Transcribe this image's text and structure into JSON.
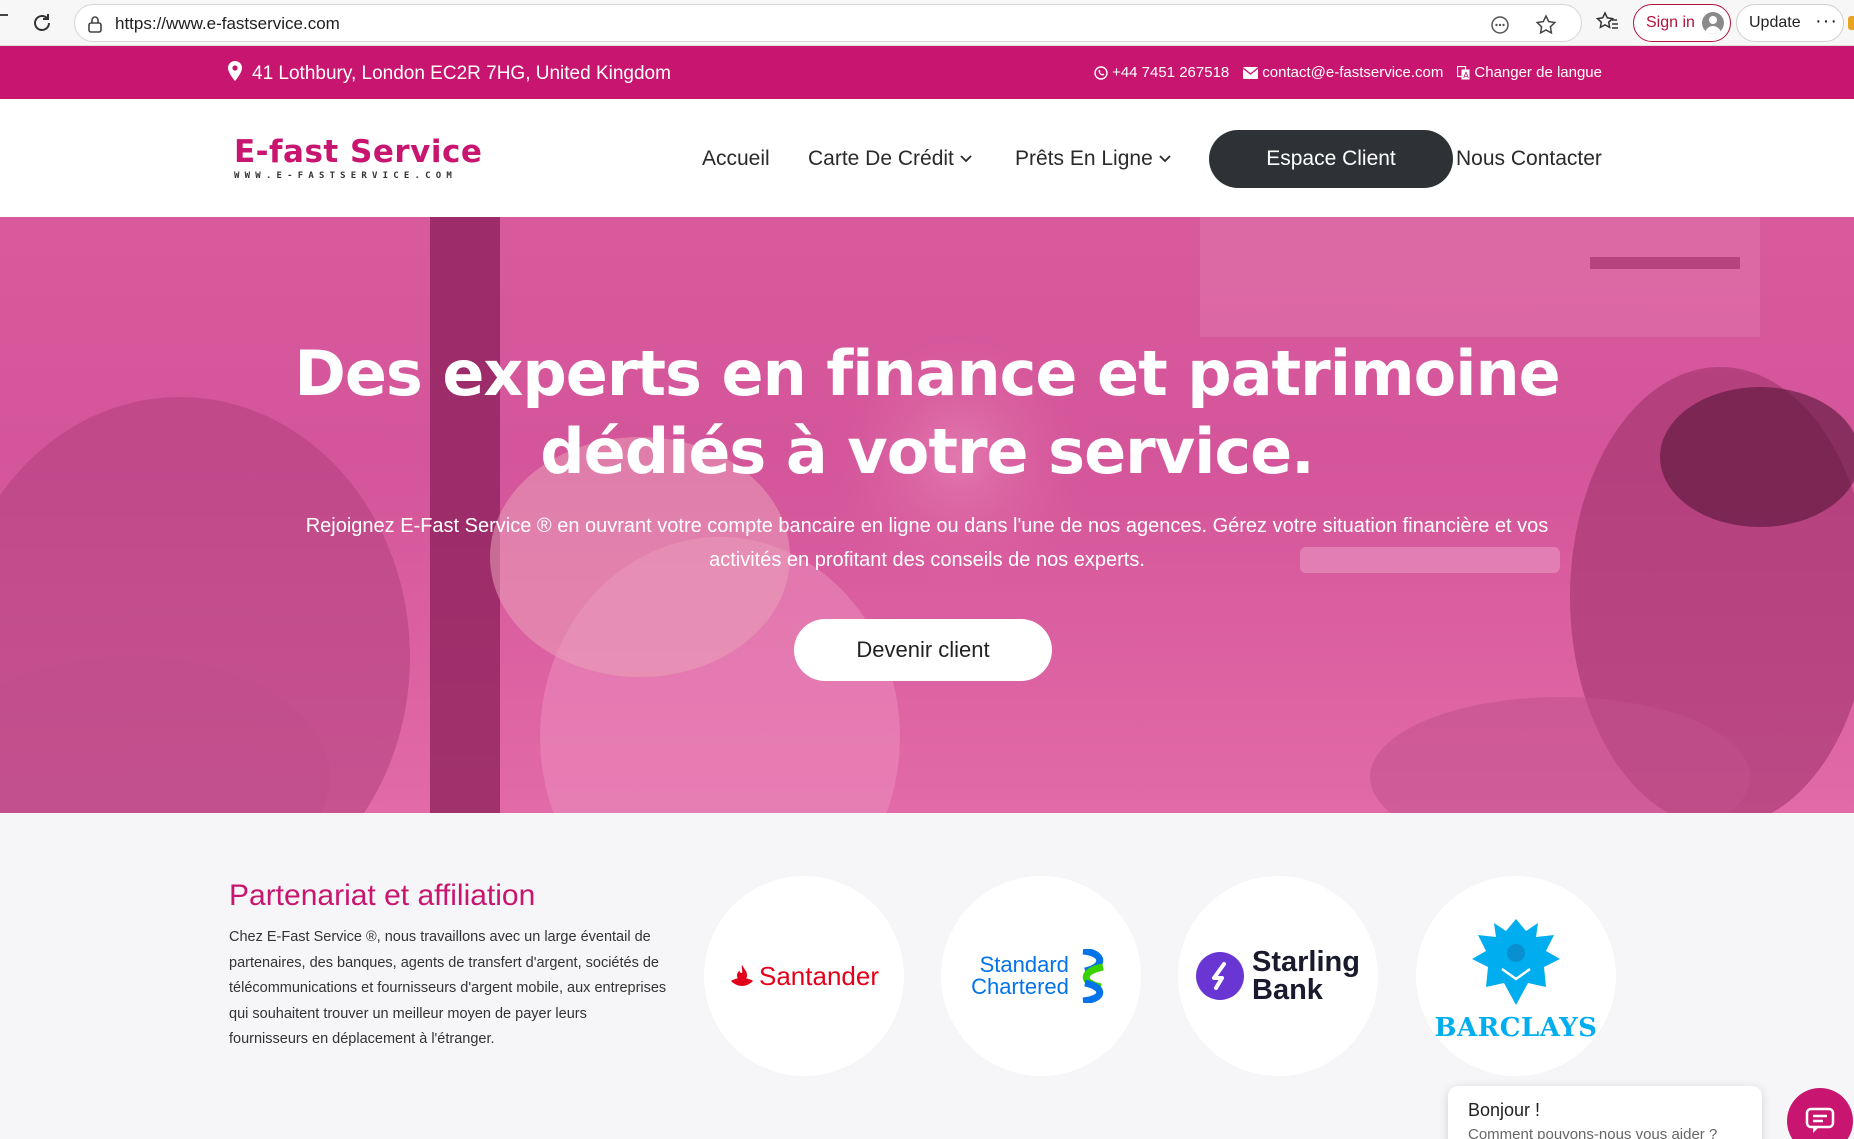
{
  "browser": {
    "url": "https://www.e-fastservice.com",
    "signin_label": "Sign in",
    "update_label": "Update",
    "more_label": "···"
  },
  "topbar": {
    "address": "41 Lothbury, London EC2R 7HG, United Kingdom",
    "phone": "+44 7451 267518",
    "email": "contact@e-fastservice.com",
    "language": "Changer de langue"
  },
  "nav": {
    "logo_text": "E-fast Service",
    "logo_sub": "WWW.E-FASTSERVICE.COM",
    "items": [
      {
        "label": "Accueil"
      },
      {
        "label": "Carte De Crédit"
      },
      {
        "label": "Prêts En Ligne"
      },
      {
        "label": "Espace Client"
      },
      {
        "label": "Nous Contacter"
      }
    ]
  },
  "hero": {
    "title_line1": "Des experts en finance et patrimoine",
    "title_line2": "dédiés à votre service.",
    "subtitle": "Rejoignez E-Fast Service ® en ouvrant votre compte bancaire en ligne ou dans l'une de nos agences. Gérez votre situation financière et vos activités en profitant des conseils de nos experts.",
    "cta": "Devenir client"
  },
  "partners": {
    "title": "Partenariat et affiliation",
    "text": "Chez E-Fast Service ®, nous travaillons avec un large éventail de partenaires, des banques, agents de transfert d'argent, sociétés de télécommunications et fournisseurs d'argent mobile, aux entreprises qui souhaitent trouver un meilleur moyen de payer leurs fournisseurs en déplacement à l'étranger.",
    "logos": {
      "santander": "Santander",
      "standard_chartered_1": "Standard",
      "standard_chartered_2": "Chartered",
      "starling_1": "Starling",
      "starling_2": "Bank",
      "barclays": "BARCLAYS"
    }
  },
  "chat": {
    "title": "Bonjour !",
    "subtitle": "Comment pouvons-nous vous aider ?"
  },
  "colors": {
    "brand": "#c8156f",
    "dark": "#2e3236"
  }
}
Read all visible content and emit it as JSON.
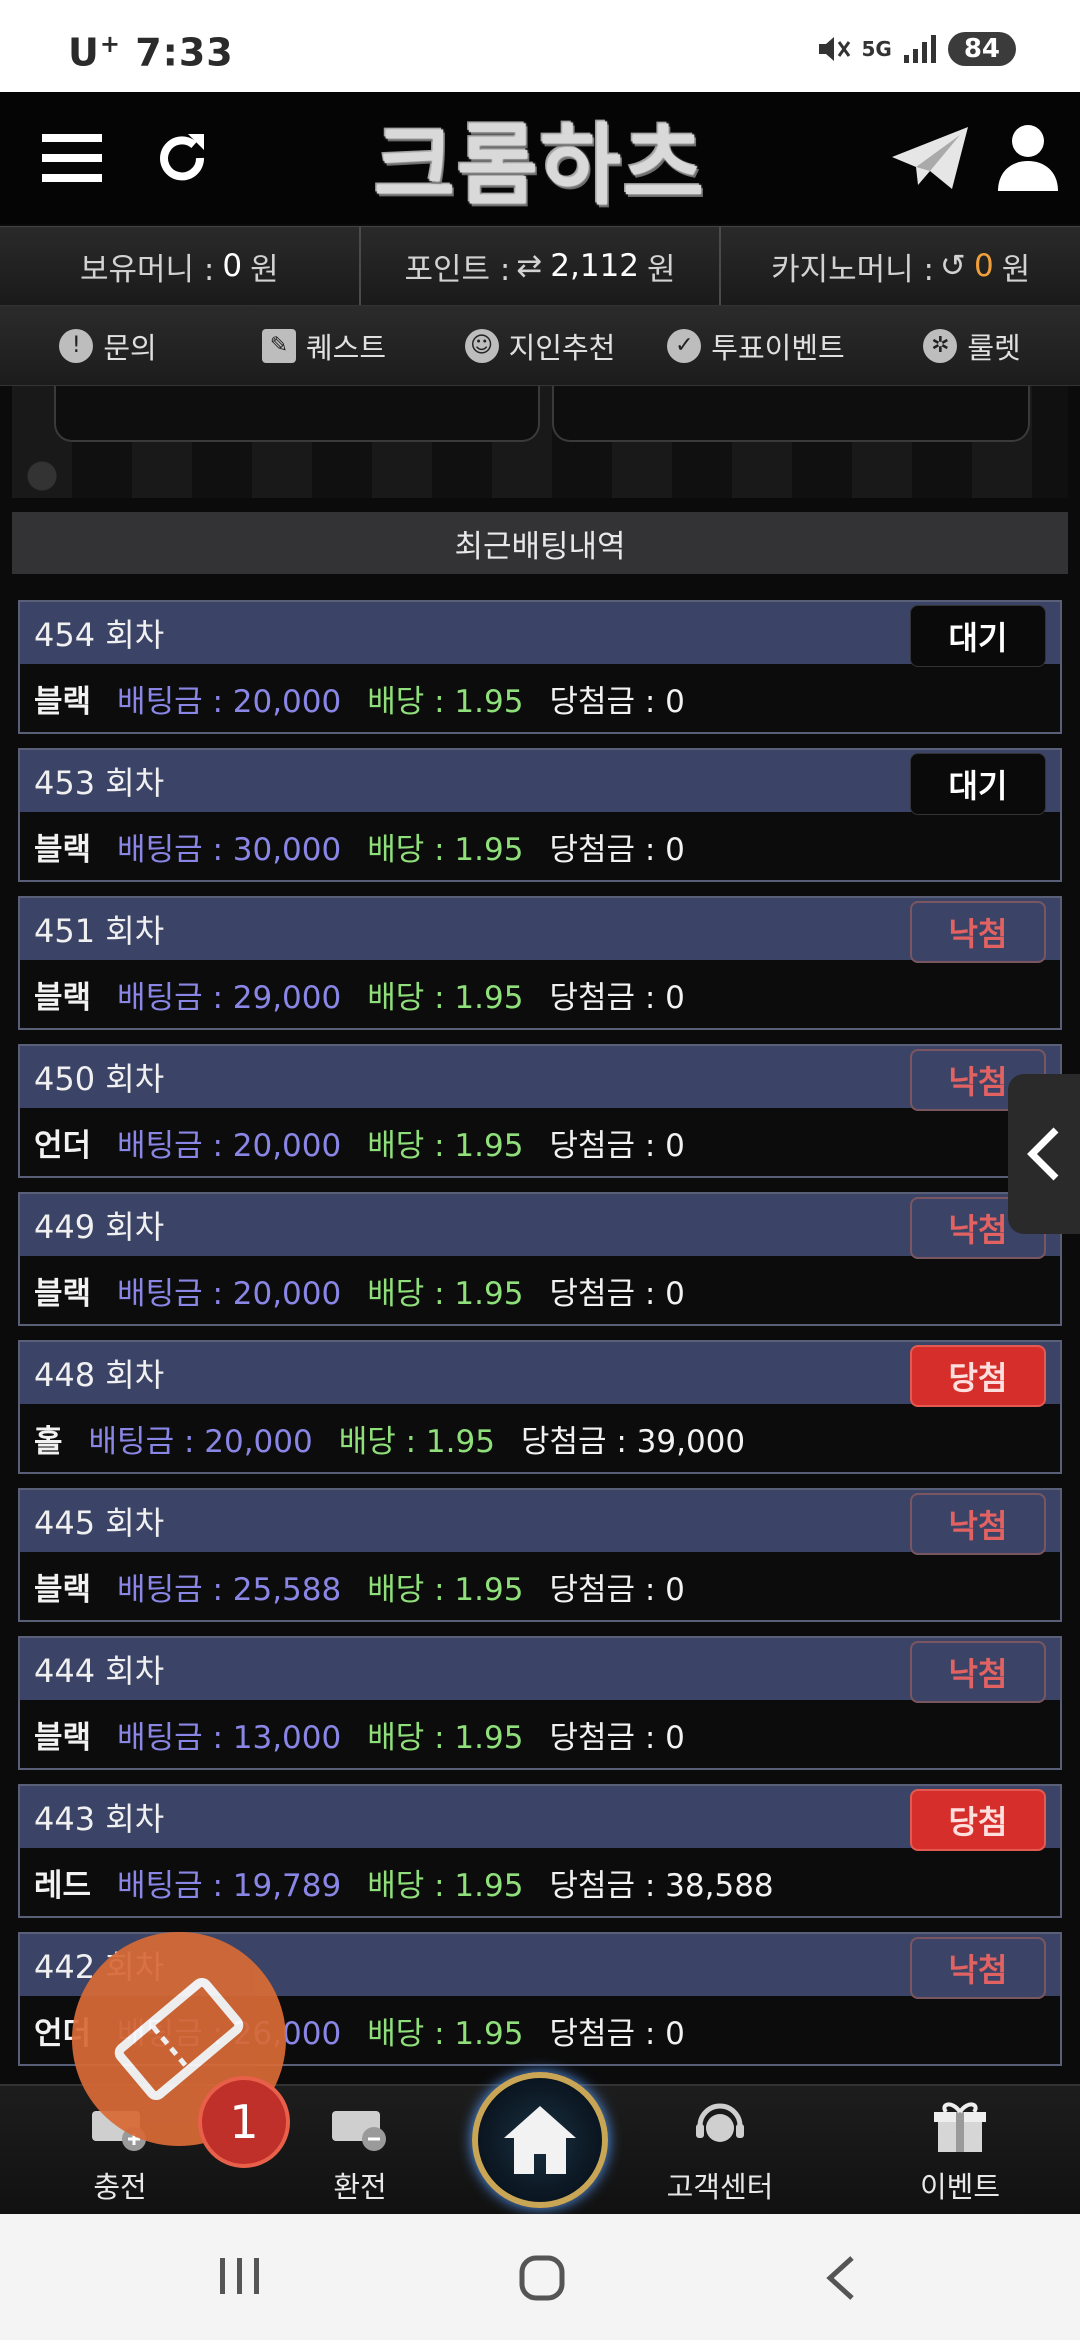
{
  "status": {
    "carrier": "U",
    "carrier_sup": "+",
    "time": "7:33",
    "network": "5G",
    "battery": "84"
  },
  "header": {
    "logo_text": "크롬하츠"
  },
  "money": {
    "holding_label": "보유머니 :",
    "holding_value": "0",
    "holding_unit": "원",
    "point_label": "포인트 :",
    "point_value": "2,112",
    "point_unit": "원",
    "casino_label": "카지노머니 :",
    "casino_value": "0",
    "casino_unit": "원"
  },
  "menu": [
    {
      "label": "문의"
    },
    {
      "label": "퀘스트"
    },
    {
      "label": "지인추천"
    },
    {
      "label": "투표이벤트"
    },
    {
      "label": "룰렛"
    }
  ],
  "section_title": "최근배팅내역",
  "bets": [
    {
      "round": "454 회차",
      "status": "대기",
      "pick": "블랙",
      "amount": "배팅금 : 20,000",
      "odds": "배당 : 1.95",
      "win": "당첨금 : 0"
    },
    {
      "round": "453 회차",
      "status": "대기",
      "pick": "블랙",
      "amount": "배팅금 : 30,000",
      "odds": "배당 : 1.95",
      "win": "당첨금 : 0"
    },
    {
      "round": "451 회차",
      "status": "낙첨",
      "pick": "블랙",
      "amount": "배팅금 : 29,000",
      "odds": "배당 : 1.95",
      "win": "당첨금 : 0"
    },
    {
      "round": "450 회차",
      "status": "낙첨",
      "pick": "언더",
      "amount": "배팅금 : 20,000",
      "odds": "배당 : 1.95",
      "win": "당첨금 : 0"
    },
    {
      "round": "449 회차",
      "status": "낙첨",
      "pick": "블랙",
      "amount": "배팅금 : 20,000",
      "odds": "배당 : 1.95",
      "win": "당첨금 : 0"
    },
    {
      "round": "448 회차",
      "status": "당첨",
      "pick": "홀",
      "amount": "배팅금 : 20,000",
      "odds": "배당 : 1.95",
      "win": "당첨금 : 39,000"
    },
    {
      "round": "445 회차",
      "status": "낙첨",
      "pick": "블랙",
      "amount": "배팅금 : 25,588",
      "odds": "배당 : 1.95",
      "win": "당첨금 : 0"
    },
    {
      "round": "444 회차",
      "status": "낙첨",
      "pick": "블랙",
      "amount": "배팅금 : 13,000",
      "odds": "배당 : 1.95",
      "win": "당첨금 : 0"
    },
    {
      "round": "443 회차",
      "status": "당첨",
      "pick": "레드",
      "amount": "배팅금 : 19,789",
      "odds": "배당 : 1.95",
      "win": "당첨금 : 38,588"
    },
    {
      "round": "442 회차",
      "status": "낙첨",
      "pick": "언더",
      "amount": "배팅금 : 26,000",
      "odds": "배당 : 1.95",
      "win": "당첨금 : 0"
    }
  ],
  "bottom_nav": [
    {
      "label": "충전",
      "icon": "charge-icon"
    },
    {
      "label": "환전",
      "icon": "exchange-icon"
    },
    {
      "label": "",
      "icon": "home-icon"
    },
    {
      "label": "고객센터",
      "icon": "support-icon"
    },
    {
      "label": "이벤트",
      "icon": "gift-icon"
    }
  ],
  "coupon_badge": "1",
  "colors": {
    "row_header": "#3b4466",
    "amount": "#8a86e6",
    "odds": "#8fe07a",
    "lose": "#e26262",
    "win_badge": "#d62e2a",
    "casino_value": "#f0a03a"
  }
}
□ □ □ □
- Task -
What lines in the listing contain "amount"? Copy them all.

- Exercise output -
      "amount": "배팅금 : 20,000",
      "amount": "배팅금 : 30,000",
      "amount": "배팅금 : 29,000",
      "amount": "배팅금 : 20,000",
      "amount": "배팅금 : 20,000",
      "amount": "배팅금 : 20,000",
      "amount": "배팅금 : 25,588",
      "amount": "배팅금 : 13,000",
      "amount": "배팅금 : 19,789",
      "amount": "배팅금 : 26,000",
    "amount": "#8a86e6",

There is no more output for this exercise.